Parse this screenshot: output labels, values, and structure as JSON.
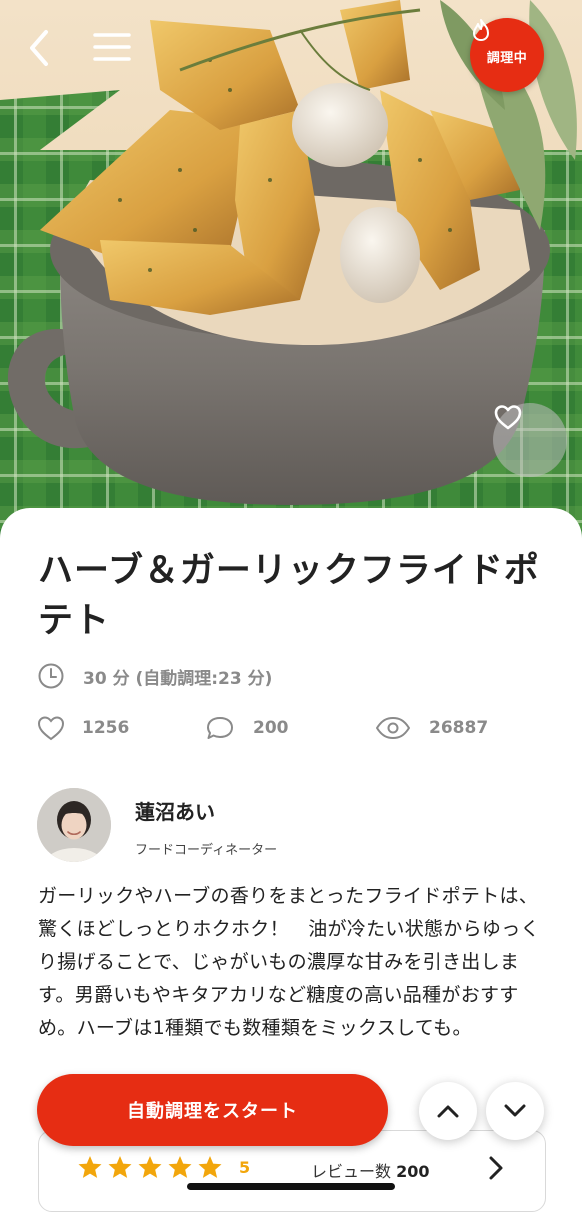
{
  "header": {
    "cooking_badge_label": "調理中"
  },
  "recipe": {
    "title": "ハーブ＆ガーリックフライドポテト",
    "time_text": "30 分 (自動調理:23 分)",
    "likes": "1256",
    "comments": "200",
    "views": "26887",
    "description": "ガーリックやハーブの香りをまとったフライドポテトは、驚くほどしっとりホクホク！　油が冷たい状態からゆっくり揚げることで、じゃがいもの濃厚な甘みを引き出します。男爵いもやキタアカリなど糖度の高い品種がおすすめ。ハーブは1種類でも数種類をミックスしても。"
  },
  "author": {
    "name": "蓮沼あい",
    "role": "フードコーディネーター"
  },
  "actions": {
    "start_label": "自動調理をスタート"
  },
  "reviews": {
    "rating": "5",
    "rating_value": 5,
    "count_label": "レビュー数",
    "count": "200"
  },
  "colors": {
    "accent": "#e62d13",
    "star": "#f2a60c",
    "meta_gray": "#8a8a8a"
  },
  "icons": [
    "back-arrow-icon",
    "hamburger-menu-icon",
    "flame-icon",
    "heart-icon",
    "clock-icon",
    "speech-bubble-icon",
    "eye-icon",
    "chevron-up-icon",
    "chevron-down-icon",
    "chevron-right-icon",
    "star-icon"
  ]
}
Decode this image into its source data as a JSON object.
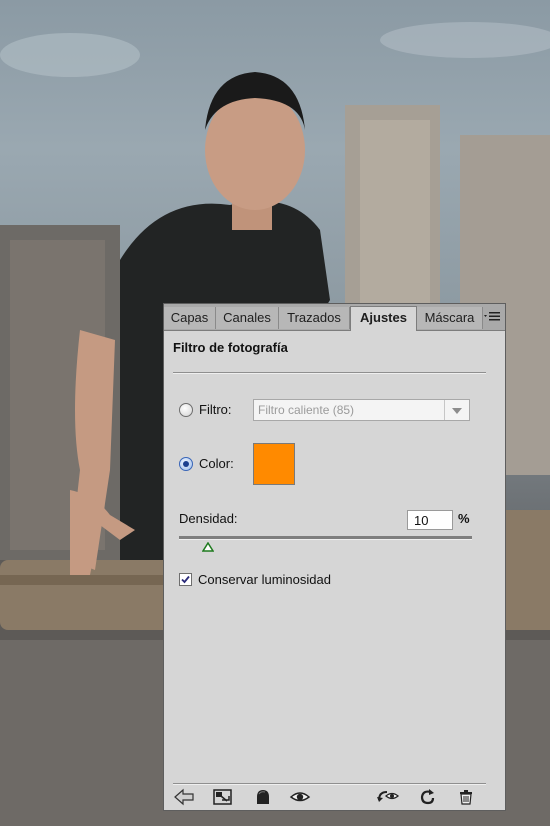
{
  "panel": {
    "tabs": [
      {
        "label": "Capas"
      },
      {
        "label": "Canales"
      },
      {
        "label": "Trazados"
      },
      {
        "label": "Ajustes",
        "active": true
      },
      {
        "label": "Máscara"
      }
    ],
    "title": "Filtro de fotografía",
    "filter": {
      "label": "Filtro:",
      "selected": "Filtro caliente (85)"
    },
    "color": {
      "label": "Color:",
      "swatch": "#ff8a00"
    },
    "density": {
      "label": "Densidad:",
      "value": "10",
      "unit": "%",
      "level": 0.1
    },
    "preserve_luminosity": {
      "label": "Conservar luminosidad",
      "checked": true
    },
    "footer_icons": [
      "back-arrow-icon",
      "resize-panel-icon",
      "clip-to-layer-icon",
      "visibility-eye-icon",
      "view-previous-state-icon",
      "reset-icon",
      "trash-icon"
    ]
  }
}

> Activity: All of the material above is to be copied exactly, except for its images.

> Output for this exercise:
Parse this screenshot: output labels, values, and structure as JSON.
{
  "header": {
    "cooking_badge_label": "調理中"
  },
  "recipe": {
    "title": "ハーブ＆ガーリックフライドポテト",
    "time_text": "30 分 (自動調理:23 分)",
    "likes": "1256",
    "comments": "200",
    "views": "26887",
    "description": "ガーリックやハーブの香りをまとったフライドポテトは、驚くほどしっとりホクホク！　油が冷たい状態からゆっくり揚げることで、じゃがいもの濃厚な甘みを引き出します。男爵いもやキタアカリなど糖度の高い品種がおすすめ。ハーブは1種類でも数種類をミックスしても。"
  },
  "author": {
    "name": "蓮沼あい",
    "role": "フードコーディネーター"
  },
  "actions": {
    "start_label": "自動調理をスタート"
  },
  "reviews": {
    "rating": "5",
    "rating_value": 5,
    "count_label": "レビュー数",
    "count": "200"
  },
  "colors": {
    "accent": "#e62d13",
    "star": "#f2a60c",
    "meta_gray": "#8a8a8a"
  },
  "icons": [
    "back-arrow-icon",
    "hamburger-menu-icon",
    "flame-icon",
    "heart-icon",
    "clock-icon",
    "speech-bubble-icon",
    "eye-icon",
    "chevron-up-icon",
    "chevron-down-icon",
    "chevron-right-icon",
    "star-icon"
  ]
}
Decode this image into its source data as a JSON object.
{
  "panel": {
    "tabs": [
      {
        "label": "Capas"
      },
      {
        "label": "Canales"
      },
      {
        "label": "Trazados"
      },
      {
        "label": "Ajustes",
        "active": true
      },
      {
        "label": "Máscara"
      }
    ],
    "title": "Filtro de fotografía",
    "filter": {
      "label": "Filtro:",
      "selected": "Filtro caliente (85)"
    },
    "color": {
      "label": "Color:",
      "swatch": "#ff8a00"
    },
    "density": {
      "label": "Densidad:",
      "value": "10",
      "unit": "%",
      "level": 0.1
    },
    "preserve_luminosity": {
      "label": "Conservar luminosidad",
      "checked": true
    },
    "footer_icons": [
      "back-arrow-icon",
      "resize-panel-icon",
      "clip-to-layer-icon",
      "visibility-eye-icon",
      "view-previous-state-icon",
      "reset-icon",
      "trash-icon"
    ]
  }
}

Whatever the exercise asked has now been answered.